“In the meantime what we can do is advertise our wares, in terms of our OEM production growth. And the automotive business is a bit subdued in Europe at the moment, so there’s genuine interest in overseas suppliers not currently represented in the UK about talking to JLR, Ford and Bentley. They would say, ‘Have you thought about producing locally, because OEMs are interested in sourcing those commodities locally, for supply chain flexibility.’ But it has to be competitive. At the end of the day, it comes down to a landing cost per component that has to be competitive.”
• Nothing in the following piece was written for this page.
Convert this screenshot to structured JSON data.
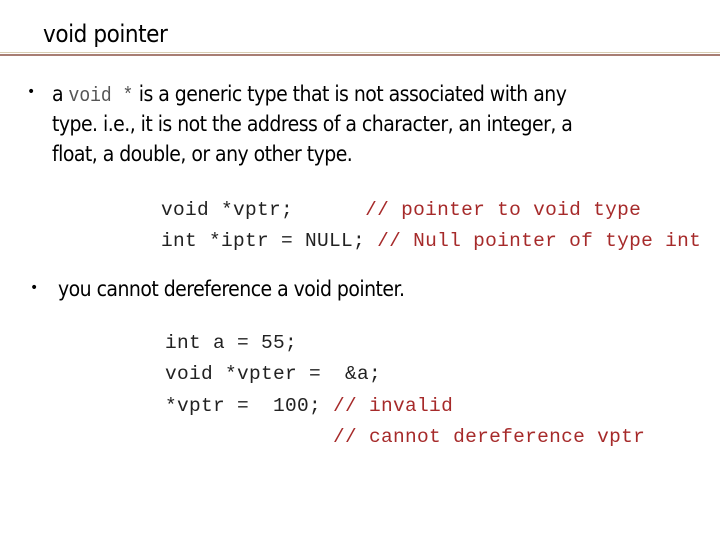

The first season of an exciting spin-off of Formula 1 with electric cars, the FIA Formula E Championship, wound up after 11 races around the world, finishing in London’s Battersea Park in June. The drivers’ championship prize went to Nelson Picquet of Nextev TCR, and the winning team was e.dams-Renault (right). UK technology features here. All teams race a Spark-Renault SRT_01E car fitted with McLaren Electronics powertrain, 200 kW Williams Advanced Engineering battery linked to Hewland five-gear paddle-shift transmission. Drivers and teams will now be stepping up their preparations in order to be ready for the start of the second season, which kicks off in Beijing this autumn.

The largest cluster of UK motorsport suppliers is centred around the Silverstone Race Course (near Towcester, Warwickshire); this is known as ‘motorsport valley’, in which two new regional business parks are being marketed to businesses wanting access to the specialist supply chain and skills pool of the cluster. Silverstone Park includes offices and industrial units and is being developed by MEPC. It counts among its tenants the 2007 startup Flybrid, which developed a flywheel kinetic energy recovery system for cars, buses and trucks out of F1 technology. Another tenant is F1 supplier EDM Precision Technologies: “We’re working for a variety of high performance industries and being at Silverstone only reinforces that,” says managing director Paul Waldron.

Fifty miles north is MIRA Technology Park near Nuneaton and Hinckley, based at an existing automotive and military testing ground. Road network construction began in June. So far, site tenants include Aston Martin and auto suppliers Haldex, Continental, GKN and Goodyear.

This article was originally published in the August 2015 issue of Machinery magazine.